▶ [WORK TO BE COMPLETED]:
In the records, find every line with the word "text" and copy it out.

* * *

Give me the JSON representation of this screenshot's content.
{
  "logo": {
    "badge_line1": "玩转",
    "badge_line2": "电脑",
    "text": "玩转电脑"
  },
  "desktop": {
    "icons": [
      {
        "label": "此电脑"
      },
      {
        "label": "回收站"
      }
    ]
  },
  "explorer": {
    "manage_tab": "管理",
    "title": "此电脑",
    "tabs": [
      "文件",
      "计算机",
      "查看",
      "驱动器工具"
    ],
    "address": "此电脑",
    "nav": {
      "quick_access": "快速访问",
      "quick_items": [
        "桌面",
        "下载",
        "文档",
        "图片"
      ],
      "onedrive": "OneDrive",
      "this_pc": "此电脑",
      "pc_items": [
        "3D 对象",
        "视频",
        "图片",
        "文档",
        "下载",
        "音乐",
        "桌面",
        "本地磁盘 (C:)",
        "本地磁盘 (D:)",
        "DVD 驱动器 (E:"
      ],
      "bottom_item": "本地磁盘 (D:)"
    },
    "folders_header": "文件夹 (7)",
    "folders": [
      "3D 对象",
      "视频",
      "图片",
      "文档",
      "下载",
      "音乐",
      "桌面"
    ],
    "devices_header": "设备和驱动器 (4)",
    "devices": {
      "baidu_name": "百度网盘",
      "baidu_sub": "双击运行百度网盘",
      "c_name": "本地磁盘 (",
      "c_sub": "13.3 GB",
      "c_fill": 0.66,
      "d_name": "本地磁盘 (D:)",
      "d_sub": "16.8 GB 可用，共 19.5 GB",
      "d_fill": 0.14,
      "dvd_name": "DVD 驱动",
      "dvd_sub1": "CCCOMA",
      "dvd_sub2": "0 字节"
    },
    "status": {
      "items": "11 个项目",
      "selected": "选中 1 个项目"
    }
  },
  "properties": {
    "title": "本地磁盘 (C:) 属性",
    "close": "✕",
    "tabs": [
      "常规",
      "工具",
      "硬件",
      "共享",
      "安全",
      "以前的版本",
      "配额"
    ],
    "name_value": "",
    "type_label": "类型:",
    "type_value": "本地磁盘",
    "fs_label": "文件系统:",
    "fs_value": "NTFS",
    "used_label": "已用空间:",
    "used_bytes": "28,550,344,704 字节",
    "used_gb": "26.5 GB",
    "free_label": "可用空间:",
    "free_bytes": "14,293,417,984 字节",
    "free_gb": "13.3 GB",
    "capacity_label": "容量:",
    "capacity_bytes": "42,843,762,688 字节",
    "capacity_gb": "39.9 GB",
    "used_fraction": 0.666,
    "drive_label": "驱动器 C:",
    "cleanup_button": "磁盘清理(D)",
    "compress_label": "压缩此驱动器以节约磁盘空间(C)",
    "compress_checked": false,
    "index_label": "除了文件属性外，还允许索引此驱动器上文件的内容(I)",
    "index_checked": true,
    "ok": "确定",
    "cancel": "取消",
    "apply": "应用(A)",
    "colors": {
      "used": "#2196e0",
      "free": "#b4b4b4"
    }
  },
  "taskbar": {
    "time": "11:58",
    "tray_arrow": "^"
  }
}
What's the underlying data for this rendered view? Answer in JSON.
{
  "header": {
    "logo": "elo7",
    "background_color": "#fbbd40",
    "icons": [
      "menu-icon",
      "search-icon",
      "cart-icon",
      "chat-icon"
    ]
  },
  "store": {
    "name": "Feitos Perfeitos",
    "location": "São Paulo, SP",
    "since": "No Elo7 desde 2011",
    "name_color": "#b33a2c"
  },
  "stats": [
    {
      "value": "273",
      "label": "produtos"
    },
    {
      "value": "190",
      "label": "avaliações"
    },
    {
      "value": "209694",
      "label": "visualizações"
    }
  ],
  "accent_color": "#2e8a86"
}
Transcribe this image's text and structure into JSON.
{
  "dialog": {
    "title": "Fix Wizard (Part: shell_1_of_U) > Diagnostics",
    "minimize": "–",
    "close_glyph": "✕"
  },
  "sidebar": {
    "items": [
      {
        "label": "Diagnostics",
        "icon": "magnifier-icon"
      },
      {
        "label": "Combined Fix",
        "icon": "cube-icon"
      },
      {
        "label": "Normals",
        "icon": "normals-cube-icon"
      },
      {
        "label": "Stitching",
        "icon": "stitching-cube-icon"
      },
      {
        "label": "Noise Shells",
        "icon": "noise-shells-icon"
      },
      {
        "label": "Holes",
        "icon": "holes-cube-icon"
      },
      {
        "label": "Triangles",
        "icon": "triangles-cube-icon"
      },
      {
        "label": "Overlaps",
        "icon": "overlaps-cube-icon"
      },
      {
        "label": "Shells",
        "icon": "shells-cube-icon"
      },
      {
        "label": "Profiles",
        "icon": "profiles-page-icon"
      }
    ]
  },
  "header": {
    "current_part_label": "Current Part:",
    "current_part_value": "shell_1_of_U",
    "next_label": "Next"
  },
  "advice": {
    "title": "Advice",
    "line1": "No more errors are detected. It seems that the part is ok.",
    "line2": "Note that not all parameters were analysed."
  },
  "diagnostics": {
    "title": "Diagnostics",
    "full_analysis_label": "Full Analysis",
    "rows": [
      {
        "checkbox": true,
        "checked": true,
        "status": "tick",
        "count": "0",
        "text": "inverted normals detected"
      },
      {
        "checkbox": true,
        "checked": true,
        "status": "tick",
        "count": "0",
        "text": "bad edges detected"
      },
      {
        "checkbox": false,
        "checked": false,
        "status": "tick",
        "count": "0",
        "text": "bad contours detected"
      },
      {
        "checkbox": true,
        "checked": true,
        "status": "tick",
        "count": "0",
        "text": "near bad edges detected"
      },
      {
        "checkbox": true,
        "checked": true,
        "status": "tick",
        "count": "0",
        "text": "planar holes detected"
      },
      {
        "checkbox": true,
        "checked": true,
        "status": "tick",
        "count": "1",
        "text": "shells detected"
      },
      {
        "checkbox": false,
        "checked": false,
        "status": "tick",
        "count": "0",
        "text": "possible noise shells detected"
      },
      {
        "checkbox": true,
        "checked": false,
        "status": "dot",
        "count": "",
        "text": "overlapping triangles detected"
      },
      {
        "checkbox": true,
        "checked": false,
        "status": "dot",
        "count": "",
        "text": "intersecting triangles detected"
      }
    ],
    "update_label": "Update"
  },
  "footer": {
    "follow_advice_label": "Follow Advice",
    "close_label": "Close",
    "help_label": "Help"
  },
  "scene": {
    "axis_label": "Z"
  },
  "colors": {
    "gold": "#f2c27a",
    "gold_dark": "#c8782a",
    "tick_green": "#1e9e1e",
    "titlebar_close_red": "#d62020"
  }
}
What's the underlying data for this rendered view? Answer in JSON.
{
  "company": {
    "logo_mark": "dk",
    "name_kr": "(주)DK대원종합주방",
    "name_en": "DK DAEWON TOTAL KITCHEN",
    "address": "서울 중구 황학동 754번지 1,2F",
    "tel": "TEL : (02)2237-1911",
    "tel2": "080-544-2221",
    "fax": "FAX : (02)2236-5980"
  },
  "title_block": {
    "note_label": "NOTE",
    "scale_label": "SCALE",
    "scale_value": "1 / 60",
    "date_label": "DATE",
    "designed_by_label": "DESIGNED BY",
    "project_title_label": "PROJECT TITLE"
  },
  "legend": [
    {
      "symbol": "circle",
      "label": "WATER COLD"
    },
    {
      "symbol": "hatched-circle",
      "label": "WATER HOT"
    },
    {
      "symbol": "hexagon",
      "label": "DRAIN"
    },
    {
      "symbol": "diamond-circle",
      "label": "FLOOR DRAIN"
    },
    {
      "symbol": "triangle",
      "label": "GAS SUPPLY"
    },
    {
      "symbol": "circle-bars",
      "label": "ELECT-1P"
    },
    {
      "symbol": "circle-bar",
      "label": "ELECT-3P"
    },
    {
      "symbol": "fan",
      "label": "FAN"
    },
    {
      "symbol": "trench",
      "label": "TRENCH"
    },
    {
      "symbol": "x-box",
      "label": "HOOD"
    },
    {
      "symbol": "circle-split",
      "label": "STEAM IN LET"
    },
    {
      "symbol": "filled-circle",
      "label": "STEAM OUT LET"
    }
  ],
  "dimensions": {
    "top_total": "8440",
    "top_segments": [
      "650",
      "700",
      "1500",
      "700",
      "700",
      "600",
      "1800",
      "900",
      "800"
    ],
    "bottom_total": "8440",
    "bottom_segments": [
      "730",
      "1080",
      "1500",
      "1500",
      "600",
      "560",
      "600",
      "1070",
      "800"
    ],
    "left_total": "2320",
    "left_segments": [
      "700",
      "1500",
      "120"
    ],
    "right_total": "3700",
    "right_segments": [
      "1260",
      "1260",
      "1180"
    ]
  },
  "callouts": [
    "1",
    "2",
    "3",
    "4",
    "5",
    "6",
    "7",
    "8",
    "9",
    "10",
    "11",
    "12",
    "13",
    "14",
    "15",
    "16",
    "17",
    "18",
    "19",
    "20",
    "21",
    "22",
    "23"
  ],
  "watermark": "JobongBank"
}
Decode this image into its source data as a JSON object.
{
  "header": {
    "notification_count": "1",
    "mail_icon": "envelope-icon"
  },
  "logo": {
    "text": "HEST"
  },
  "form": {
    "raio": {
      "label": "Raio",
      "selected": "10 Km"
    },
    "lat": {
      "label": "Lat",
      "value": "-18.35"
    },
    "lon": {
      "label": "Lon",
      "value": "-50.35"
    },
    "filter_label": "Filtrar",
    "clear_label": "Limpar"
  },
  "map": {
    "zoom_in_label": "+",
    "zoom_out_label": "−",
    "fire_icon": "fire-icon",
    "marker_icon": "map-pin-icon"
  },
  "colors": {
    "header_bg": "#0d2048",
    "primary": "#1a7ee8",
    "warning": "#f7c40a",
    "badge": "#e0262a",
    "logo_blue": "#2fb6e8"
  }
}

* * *

▶ [THE COMPLETED TASK]:
    "text": "玩转电脑"
Transcribe this image's text and structure into JSON.
        "text": "inverted normals detected"
        "text": "bad edges detected"
        "text": "bad contours detected"
        "text": "near bad edges detected"
        "text": "planar holes detected"
        "text": "shells detected"
        "text": "possible noise shells detected"
        "text": "overlapping triangles detected"
        "text": "intersecting triangles detected"
    "text": "HEST"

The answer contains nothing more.